▶ [Your goal]: Before you reproduce the entries that follow, strip out any image they contain and keep the rest exact.

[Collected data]
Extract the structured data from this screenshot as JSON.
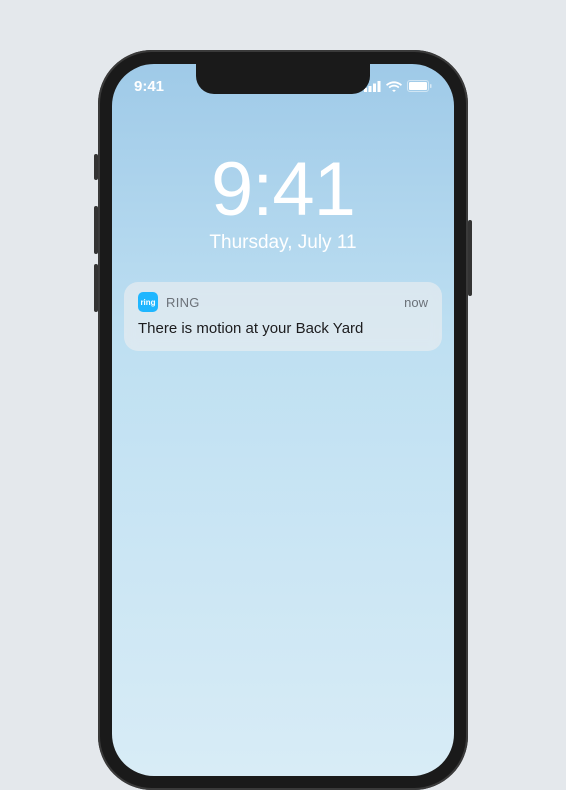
{
  "statusbar": {
    "time": "9:41"
  },
  "lockscreen": {
    "time": "9:41",
    "date": "Thursday, July 11"
  },
  "notification": {
    "icon_text": "ring",
    "app_name": "RING",
    "timestamp": "now",
    "message": "There is motion at your Back Yard"
  }
}
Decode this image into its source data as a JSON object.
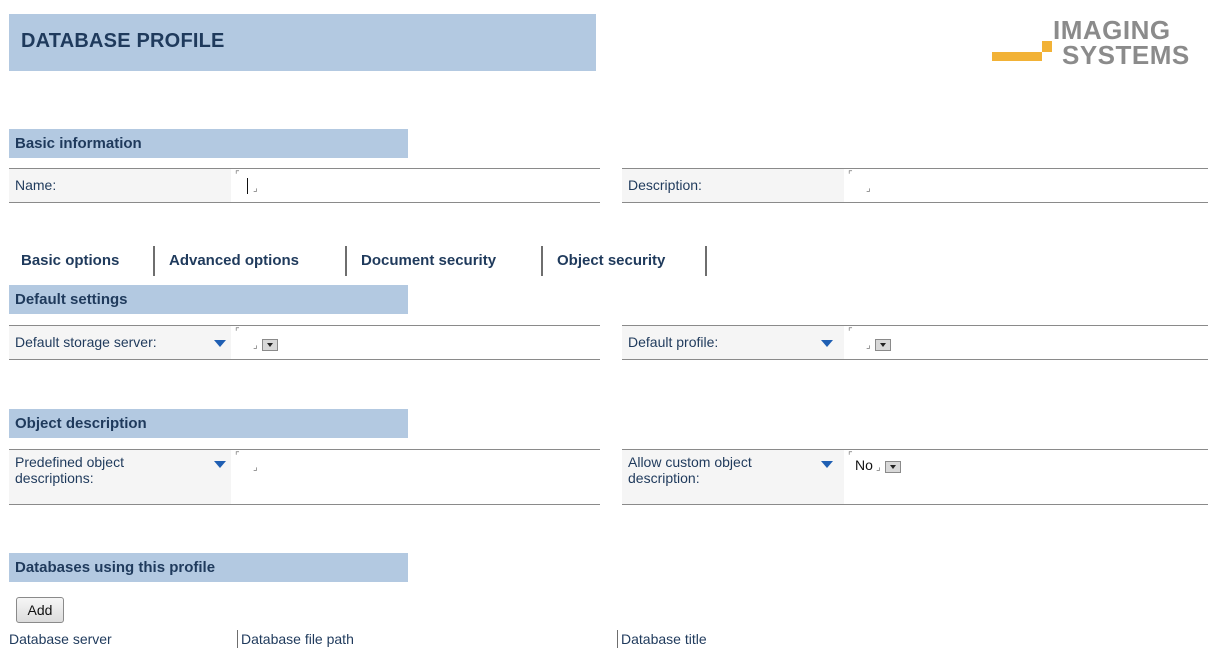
{
  "page": {
    "title": "DATABASE PROFILE"
  },
  "logo": {
    "line1": "IMAGING",
    "line2": "SYSTEMS"
  },
  "sections": {
    "basic": "Basic information",
    "defaults": "Default settings",
    "object": "Object description",
    "databases": "Databases using this profile"
  },
  "basic_info": {
    "name_label": "Name:",
    "name_value": "",
    "description_label": "Description:",
    "description_value": ""
  },
  "tabs": [
    {
      "label": "Basic options",
      "active": true
    },
    {
      "label": "Advanced options",
      "active": false
    },
    {
      "label": "Document security",
      "active": false
    },
    {
      "label": "Object security",
      "active": false
    }
  ],
  "default_settings": {
    "storage_label": "Default storage server:",
    "storage_value": "",
    "profile_label": "Default profile:",
    "profile_value": ""
  },
  "object_description": {
    "predefined_label": "Predefined object descriptions:",
    "predefined_value": "",
    "custom_label": "Allow custom object description:",
    "custom_value": "No"
  },
  "databases": {
    "add_label": "Add",
    "columns": [
      "Database server",
      "Database file path",
      "Database title"
    ]
  },
  "icons": {
    "dropdown_arrow": "dropdown-arrow-icon",
    "select_button": "select-button-icon",
    "field_bracket": "field-bracket-icon"
  },
  "colors": {
    "banner": "#b3c9e1",
    "heading_text": "#1f3a5c",
    "arrow_blue": "#1f5fb3",
    "logo_gray": "#8b8b8b",
    "logo_orange": "#f2b236"
  }
}
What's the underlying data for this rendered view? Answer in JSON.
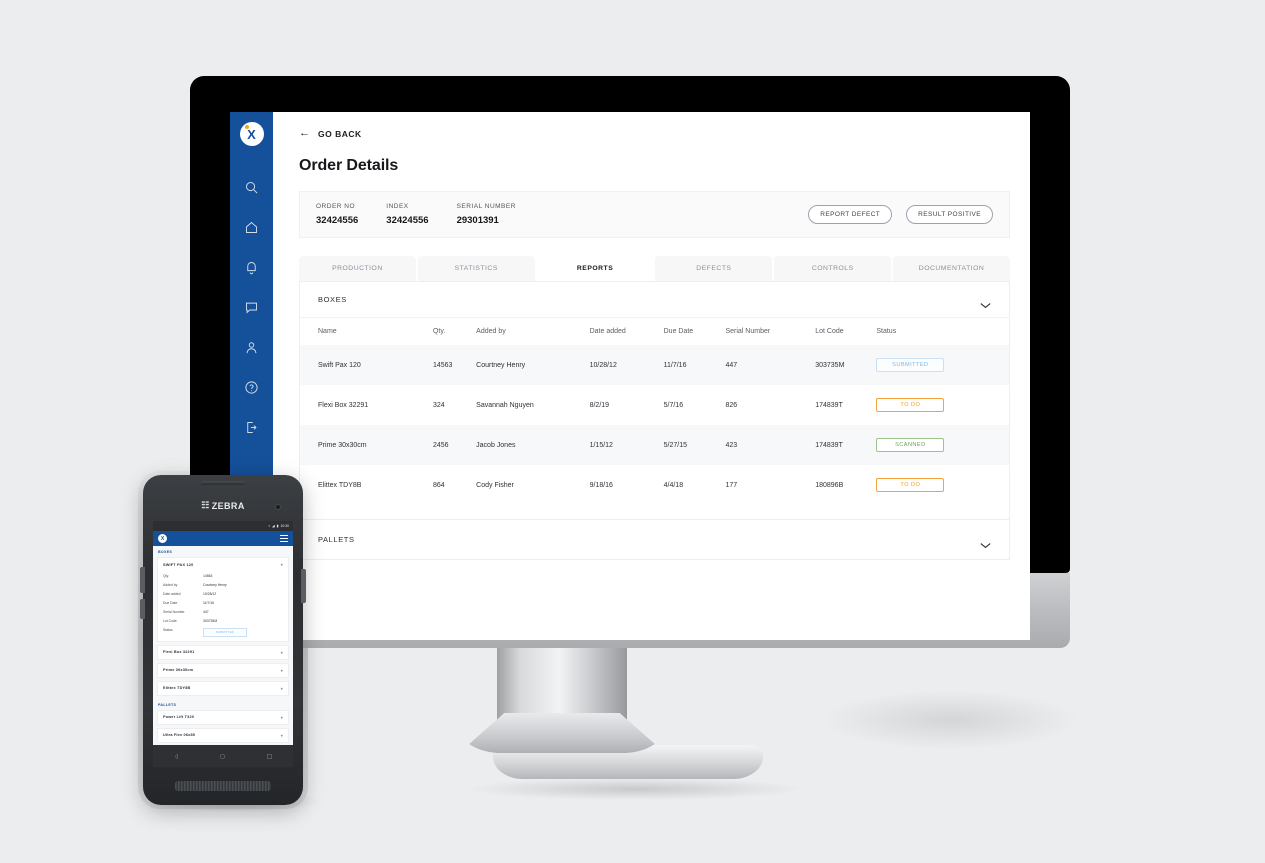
{
  "sidebar": {
    "logo": {
      "letter": "X",
      "name": "app-logo"
    },
    "items": [
      {
        "icon": "search-icon",
        "label": "Search"
      },
      {
        "icon": "home-icon",
        "label": "Home"
      },
      {
        "icon": "bell-icon",
        "label": "Notifications"
      },
      {
        "icon": "chat-icon",
        "label": "Messages"
      },
      {
        "icon": "user-icon",
        "label": "Profile"
      },
      {
        "icon": "help-icon",
        "label": "Help"
      },
      {
        "icon": "logout-icon",
        "label": "Log out"
      }
    ]
  },
  "header": {
    "back_label": "GO BACK",
    "back_arrow": "←",
    "title": "Order Details"
  },
  "info_bar": {
    "fields": [
      {
        "key": "ORDER NO",
        "value": "32424556"
      },
      {
        "key": "INDEX",
        "value": "32424556"
      },
      {
        "key": "SERIAL NUMBER",
        "value": "29301391"
      }
    ],
    "actions": [
      {
        "label": "REPORT DEFECT"
      },
      {
        "label": "RESULT POSITIVE"
      }
    ]
  },
  "tabs": [
    {
      "label": "PRODUCTION",
      "active": false
    },
    {
      "label": "STATISTICS",
      "active": false
    },
    {
      "label": "REPORTS",
      "active": true
    },
    {
      "label": "DEFECTS",
      "active": false
    },
    {
      "label": "CONTROLS",
      "active": false
    },
    {
      "label": "DOCUMENTATION",
      "active": false
    }
  ],
  "boxes_panel": {
    "title": "BOXES",
    "columns": [
      "Name",
      "Qty.",
      "Added by",
      "Date added",
      "Due Date",
      "Serial Number",
      "Lot Code",
      "Status"
    ],
    "rows": [
      {
        "name": "Swift Pax 120",
        "qty": "14563",
        "added_by": "Courtney Henry",
        "date_added": "10/28/12",
        "due_date": "11/7/16",
        "serial_number": "447",
        "lot_code": "303735M",
        "status": "SUBMITTED",
        "status_kind": "submitted"
      },
      {
        "name": "Flexi Box 32291",
        "qty": "324",
        "added_by": "Savannah Nguyen",
        "date_added": "8/2/19",
        "due_date": "5/7/16",
        "serial_number": "826",
        "lot_code": "174839T",
        "status": "TO DO",
        "status_kind": "todo"
      },
      {
        "name": "Prime  30x30cm",
        "qty": "2456",
        "added_by": "Jacob Jones",
        "date_added": "1/15/12",
        "due_date": "5/27/15",
        "serial_number": "423",
        "lot_code": "174839T",
        "status": "SCANNED",
        "status_kind": "scanned"
      },
      {
        "name": "Elittex TDY8B",
        "qty": "864",
        "added_by": "Cody Fisher",
        "date_added": "9/18/16",
        "due_date": "4/4/18",
        "serial_number": "177",
        "lot_code": "180896B",
        "status": "TO DO",
        "status_kind": "todo"
      }
    ]
  },
  "pallets_panel": {
    "title": "PALLETS"
  },
  "colors": {
    "sidebar_blue": "#15509a",
    "accent_orange": "#f5a623",
    "status_submitted": "#7fb6e8",
    "status_todo": "#f3a33c",
    "status_scanned": "#6da45c",
    "page_background": "#ecedef"
  },
  "phone": {
    "brand": "ZEBRA",
    "status_bar": {
      "time": "10:30"
    },
    "appbar": {
      "logo_letter": "X"
    },
    "sections": [
      {
        "title": "BOXES",
        "cards": [
          {
            "title": "SWIFT PAX 120",
            "expanded": true,
            "rows": [
              {
                "key": "Qty.",
                "value": "14563"
              },
              {
                "key": "Added by",
                "value": "Courtney Henry"
              },
              {
                "key": "Date added",
                "value": "10/28/12"
              },
              {
                "key": "Due Date",
                "value": "11/7/16"
              },
              {
                "key": "Serial Number",
                "value": "447"
              },
              {
                "key": "Lot Code",
                "value": "303735M"
              }
            ],
            "status_key": "Status",
            "status": "SUBMITTED"
          },
          {
            "title": "Flexi Box 32291",
            "expanded": false
          },
          {
            "title": "Prime 30x30cm",
            "expanded": false
          },
          {
            "title": "Elittex TDY8B",
            "expanded": false
          }
        ]
      },
      {
        "title": "PALLETS",
        "cards": [
          {
            "title": "Power Lift T320",
            "expanded": false
          },
          {
            "title": "Ultra Flex 06x85",
            "expanded": false
          }
        ]
      }
    ]
  }
}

▶ [Exercise answer]:
Extract the structured data from this screenshot as JSON.
{
  "statusbar": {
    "time": "9:41"
  },
  "lockscreen": {
    "time": "9:41",
    "date": "Thursday, July 11"
  },
  "notification": {
    "icon_text": "ring",
    "app_name": "RING",
    "timestamp": "now",
    "message": "There is motion at your Back Yard"
  }
}
Decode this image into its source data as a JSON object.
{
  "page": {
    "title": "DATABASE PROFILE"
  },
  "logo": {
    "line1": "IMAGING",
    "line2": "SYSTEMS"
  },
  "sections": {
    "basic": "Basic information",
    "defaults": "Default settings",
    "object": "Object description",
    "databases": "Databases using this profile"
  },
  "basic_info": {
    "name_label": "Name:",
    "name_value": "",
    "description_label": "Description:",
    "description_value": ""
  },
  "tabs": [
    {
      "label": "Basic options",
      "active": true
    },
    {
      "label": "Advanced options",
      "active": false
    },
    {
      "label": "Document security",
      "active": false
    },
    {
      "label": "Object security",
      "active": false
    }
  ],
  "default_settings": {
    "storage_label": "Default storage server:",
    "storage_value": "",
    "profile_label": "Default profile:",
    "profile_value": ""
  },
  "object_description": {
    "predefined_label": "Predefined object descriptions:",
    "predefined_value": "",
    "custom_label": "Allow custom object description:",
    "custom_value": "No"
  },
  "databases": {
    "add_label": "Add",
    "columns": [
      "Database server",
      "Database file path",
      "Database title"
    ]
  },
  "icons": {
    "dropdown_arrow": "dropdown-arrow-icon",
    "select_button": "select-button-icon",
    "field_bracket": "field-bracket-icon"
  },
  "colors": {
    "banner": "#b3c9e1",
    "heading_text": "#1f3a5c",
    "arrow_blue": "#1f5fb3",
    "logo_gray": "#8b8b8b",
    "logo_orange": "#f2b236"
  }
}
What's the underlying data for this rendered view? Answer in JSON.
{
  "sidebar": {
    "logo": {
      "letter": "X",
      "name": "app-logo"
    },
    "items": [
      {
        "icon": "search-icon",
        "label": "Search"
      },
      {
        "icon": "home-icon",
        "label": "Home"
      },
      {
        "icon": "bell-icon",
        "label": "Notifications"
      },
      {
        "icon": "chat-icon",
        "label": "Messages"
      },
      {
        "icon": "user-icon",
        "label": "Profile"
      },
      {
        "icon": "help-icon",
        "label": "Help"
      },
      {
        "icon": "logout-icon",
        "label": "Log out"
      }
    ]
  },
  "header": {
    "back_label": "GO BACK",
    "back_arrow": "←",
    "title": "Order Details"
  },
  "info_bar": {
    "fields": [
      {
        "key": "ORDER NO",
        "value": "32424556"
      },
      {
        "key": "INDEX",
        "value": "32424556"
      },
      {
        "key": "SERIAL NUMBER",
        "value": "29301391"
      }
    ],
    "actions": [
      {
        "label": "REPORT DEFECT"
      },
      {
        "label": "RESULT POSITIVE"
      }
    ]
  },
  "tabs": [
    {
      "label": "PRODUCTION",
      "active": false
    },
    {
      "label": "STATISTICS",
      "active": false
    },
    {
      "label": "REPORTS",
      "active": true
    },
    {
      "label": "DEFECTS",
      "active": false
    },
    {
      "label": "CONTROLS",
      "active": false
    },
    {
      "label": "DOCUMENTATION",
      "active": false
    }
  ],
  "boxes_panel": {
    "title": "BOXES",
    "columns": [
      "Name",
      "Qty.",
      "Added by",
      "Date added",
      "Due Date",
      "Serial Number",
      "Lot Code",
      "Status"
    ],
    "rows": [
      {
        "name": "Swift Pax 120",
        "qty": "14563",
        "added_by": "Courtney Henry",
        "date_added": "10/28/12",
        "due_date": "11/7/16",
        "serial_number": "447",
        "lot_code": "303735M",
        "status": "SUBMITTED",
        "status_kind": "submitted"
      },
      {
        "name": "Flexi Box 32291",
        "qty": "324",
        "added_by": "Savannah Nguyen",
        "date_added": "8/2/19",
        "due_date": "5/7/16",
        "serial_number": "826",
        "lot_code": "174839T",
        "status": "TO DO",
        "status_kind": "todo"
      },
      {
        "name": "Prime  30x30cm",
        "qty": "2456",
        "added_by": "Jacob Jones",
        "date_added": "1/15/12",
        "due_date": "5/27/15",
        "serial_number": "423",
        "lot_code": "174839T",
        "status": "SCANNED",
        "status_kind": "scanned"
      },
      {
        "name": "Elittex TDY8B",
        "qty": "864",
        "added_by": "Cody Fisher",
        "date_added": "9/18/16",
        "due_date": "4/4/18",
        "serial_number": "177",
        "lot_code": "180896B",
        "status": "TO DO",
        "status_kind": "todo"
      }
    ]
  },
  "pallets_panel": {
    "title": "PALLETS"
  },
  "colors": {
    "sidebar_blue": "#15509a",
    "accent_orange": "#f5a623",
    "status_submitted": "#7fb6e8",
    "status_todo": "#f3a33c",
    "status_scanned": "#6da45c",
    "page_background": "#ecedef"
  },
  "phone": {
    "brand": "ZEBRA",
    "status_bar": {
      "time": "10:30"
    },
    "appbar": {
      "logo_letter": "X"
    },
    "sections": [
      {
        "title": "BOXES",
        "cards": [
          {
            "title": "SWIFT PAX 120",
            "expanded": true,
            "rows": [
              {
                "key": "Qty.",
                "value": "14563"
              },
              {
                "key": "Added by",
                "value": "Courtney Henry"
              },
              {
                "key": "Date added",
                "value": "10/28/12"
              },
              {
                "key": "Due Date",
                "value": "11/7/16"
              },
              {
                "key": "Serial Number",
                "value": "447"
              },
              {
                "key": "Lot Code",
                "value": "303735M"
              }
            ],
            "status_key": "Status",
            "status": "SUBMITTED"
          },
          {
            "title": "Flexi Box 32291",
            "expanded": false
          },
          {
            "title": "Prime 30x30cm",
            "expanded": false
          },
          {
            "title": "Elittex TDY8B",
            "expanded": false
          }
        ]
      },
      {
        "title": "PALLETS",
        "cards": [
          {
            "title": "Power Lift T320",
            "expanded": false
          },
          {
            "title": "Ultra Flex 06x85",
            "expanded": false
          }
        ]
      }
    ]
  }
}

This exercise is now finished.